Conor Trouw

For several decades, the issue of interpretation has been at the forefront of archaeological discourse, with many academics now accepting that material evidence cannot be seen as passively awaiting classification, but rather having an agency and voice all its own. From this perspective, the 19th century notion of grand campaigns undertaken to uncover proof of mythical kings and conquests has been replaced by a need to view these legends within the context of a past reality, with modern excavations helping scholars better understand contemporary written sources rather than the other way around. Unfortunately, this is not a view that is universally applied, particularly when the written sources are religious in nature. The focus of this lecture will be a discussion of one such instance, that being Iron Age archaeology in Israel, an area of research that continues to cause debate amongst academics worldwide.
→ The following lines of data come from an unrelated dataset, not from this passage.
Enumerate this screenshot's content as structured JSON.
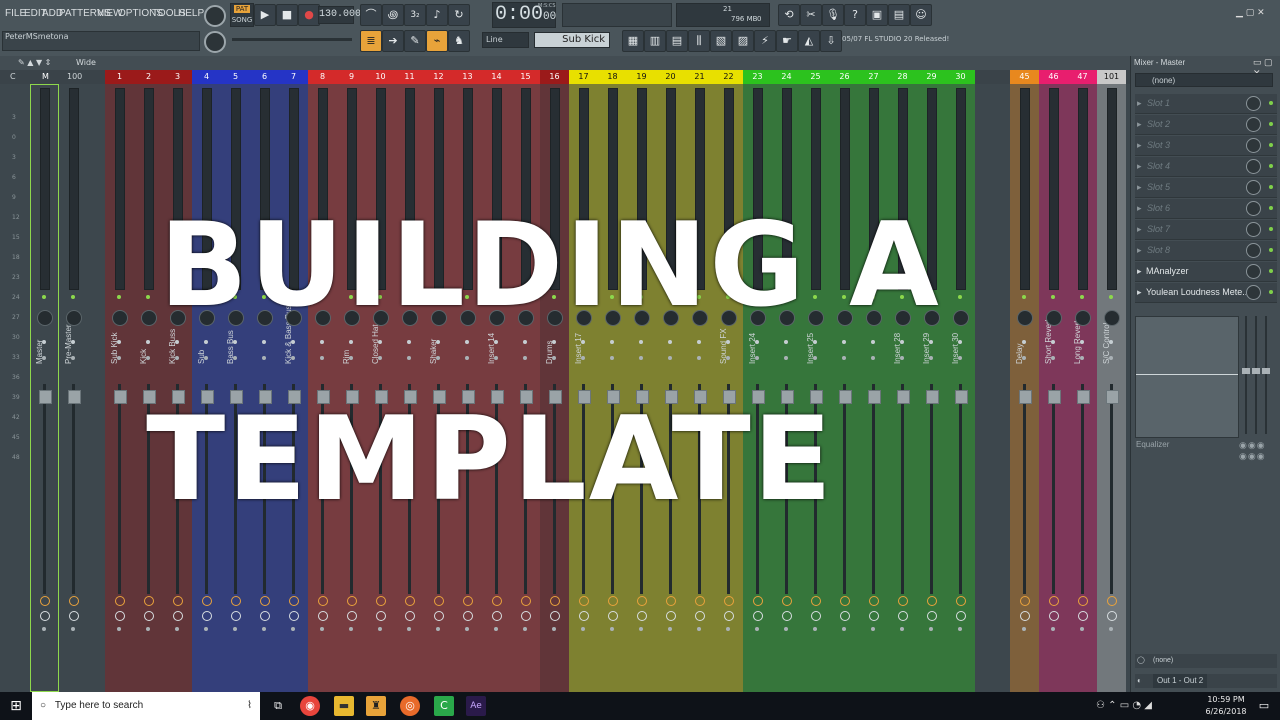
{
  "menu": [
    "FILE",
    "EDIT",
    "ADD",
    "PATTERNS",
    "VIEW",
    "OPTIONS",
    "TOOLS",
    "HELP"
  ],
  "transport": {
    "pat_label": "PAT",
    "song_label": "SONG",
    "tempo": "130.000",
    "time": "0:00",
    "time_fraction": "00",
    "time_unit": "M:S:CS"
  },
  "cpu": {
    "value1": "21",
    "memory": "796 MB",
    "value2": "0"
  },
  "hint_user": "PeterMSmetona",
  "toolbar2": {
    "line_mode": "Line",
    "instrument": "Sub Kick",
    "news": "05/07  FL STUDIO 20 Released!"
  },
  "mixer_toolbar": {
    "view_label": "Wide"
  },
  "mixer_title": "Mixer - Master",
  "header_cells": [
    "C",
    "M",
    "100"
  ],
  "db_scale": [
    "3",
    "0",
    "3",
    "6",
    "9",
    "12",
    "15",
    "18",
    "23",
    "24",
    "27",
    "30",
    "33",
    "36",
    "39",
    "42",
    "45",
    "48"
  ],
  "tracks": [
    {
      "num": "",
      "name": "Master",
      "color": "#3d474d"
    },
    {
      "num": "",
      "name": "Pre-Master",
      "color": "#3d474d"
    },
    {
      "num": "1",
      "name": "Sub Kick",
      "color": "#9b1a1a"
    },
    {
      "num": "2",
      "name": "Kick",
      "color": "#9b1a1a"
    },
    {
      "num": "3",
      "name": "Kick Buss",
      "color": "#9b1a1a"
    },
    {
      "num": "4",
      "name": "Sub",
      "color": "#2534c6"
    },
    {
      "num": "5",
      "name": "Bass Bus",
      "color": "#2534c6"
    },
    {
      "num": "6",
      "name": "",
      "color": "#2534c6"
    },
    {
      "num": "7",
      "name": "Kick & Bass Buss",
      "color": "#2534c6"
    },
    {
      "num": "8",
      "name": "",
      "color": "#d42a2a"
    },
    {
      "num": "9",
      "name": "Rim",
      "color": "#d42a2a"
    },
    {
      "num": "10",
      "name": "Closed Hat",
      "color": "#d42a2a"
    },
    {
      "num": "11",
      "name": "",
      "color": "#d42a2a"
    },
    {
      "num": "12",
      "name": "Shaker",
      "color": "#d42a2a"
    },
    {
      "num": "13",
      "name": "",
      "color": "#d42a2a"
    },
    {
      "num": "14",
      "name": "Insert 14",
      "color": "#d42a2a"
    },
    {
      "num": "15",
      "name": "",
      "color": "#d42a2a"
    },
    {
      "num": "16",
      "name": "Drums",
      "color": "#9b1a1a"
    },
    {
      "num": "17",
      "name": "Insert 17",
      "color": "#e8e000"
    },
    {
      "num": "18",
      "name": "",
      "color": "#e8e000"
    },
    {
      "num": "19",
      "name": "",
      "color": "#e8e000"
    },
    {
      "num": "20",
      "name": "",
      "color": "#e8e000"
    },
    {
      "num": "21",
      "name": "",
      "color": "#e8e000"
    },
    {
      "num": "22",
      "name": "Sound FX",
      "color": "#e8e000"
    },
    {
      "num": "23",
      "name": "Insert 24",
      "color": "#2cc21e"
    },
    {
      "num": "24",
      "name": "",
      "color": "#2cc21e"
    },
    {
      "num": "25",
      "name": "Insert 25",
      "color": "#2cc21e"
    },
    {
      "num": "26",
      "name": "",
      "color": "#2cc21e"
    },
    {
      "num": "27",
      "name": "",
      "color": "#2cc21e"
    },
    {
      "num": "28",
      "name": "Insert 28",
      "color": "#2cc21e"
    },
    {
      "num": "29",
      "name": "Insert 29",
      "color": "#2cc21e"
    },
    {
      "num": "30",
      "name": "Insert 30",
      "color": "#2cc21e"
    },
    {
      "num": "45",
      "name": "Delay",
      "color": "#e8881e"
    },
    {
      "num": "46",
      "name": "Short Reverb",
      "color": "#e81e6e"
    },
    {
      "num": "47",
      "name": "Long Reverb",
      "color": "#e81e6e"
    },
    {
      "num": "101",
      "name": "S/C Control",
      "color": "#c8c8c8"
    }
  ],
  "right_panel": {
    "input": "(none)",
    "slots": [
      "Slot 1",
      "Slot 2",
      "Slot 3",
      "Slot 4",
      "Slot 5",
      "Slot 6",
      "Slot 7",
      "Slot 8"
    ],
    "plugins": [
      "MAnalyzer",
      "Youlean Loudness Mete..."
    ],
    "equalizer_label": "Equalizer",
    "output_none": "(none)",
    "output": "Out 1 - Out 2"
  },
  "overlay": {
    "line1": "BUILDING A",
    "line2": "TEMPLATE"
  },
  "taskbar": {
    "search_placeholder": "Type here to search",
    "time": "10:59 PM",
    "date": "6/26/2018"
  }
}
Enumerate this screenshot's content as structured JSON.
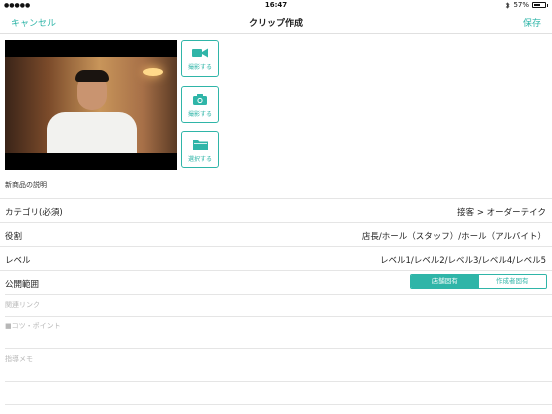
{
  "status_bar": {
    "signal": "●●●●●",
    "time": "16:47",
    "bluetooth_icon": "bluetooth-icon",
    "battery_percent": "57%",
    "battery_level": 0.57
  },
  "nav": {
    "cancel": "キャンセル",
    "title": "クリップ作成",
    "save": "保存"
  },
  "media_buttons": [
    {
      "label": "撮影する",
      "icon": "video-camera-icon"
    },
    {
      "label": "撮影する",
      "icon": "photo-camera-icon"
    },
    {
      "label": "選択する",
      "icon": "folder-icon"
    }
  ],
  "description_label": "新商品の説明",
  "rows": {
    "category": {
      "key": "カテゴリ(必須)",
      "value": "接客 > オーダーテイク"
    },
    "role": {
      "key": "役割",
      "value": "店長/ホール（スタッフ）/ホール（アルバイト）"
    },
    "level": {
      "key": "レベル",
      "value": "レベル1/レベル2/レベル3/レベル4/レベル5"
    },
    "visibility": {
      "key": "公開範囲"
    }
  },
  "visibility_segment": {
    "options": [
      "店舗固有",
      "作成者固有"
    ],
    "selected": "店舗固有"
  },
  "fields": {
    "related_link": "関連リンク",
    "tips": "■コツ・ポイント",
    "guidance_memo": "指導メモ"
  },
  "colors": {
    "accent": "#2fb5a8",
    "placeholder": "#b7b7b7",
    "divider": "#e5e5e5"
  }
}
Essentially, by examining two opposing methodological approaches, one secular, the other non-secular, it is the aim of this talk to highlight the need for archaeologists to approach material evidence with an open mind, and accept that they inevitably apply prejudices to any conclusions they may reach. In addition, this lecture will also discuss why Biblical Archaeology as a field of research has regained momentum in recent years, the effects such an approach has upon public perceptions of Israeli archaeology, and the impact such an approach has had upon research within the wider Levantine region.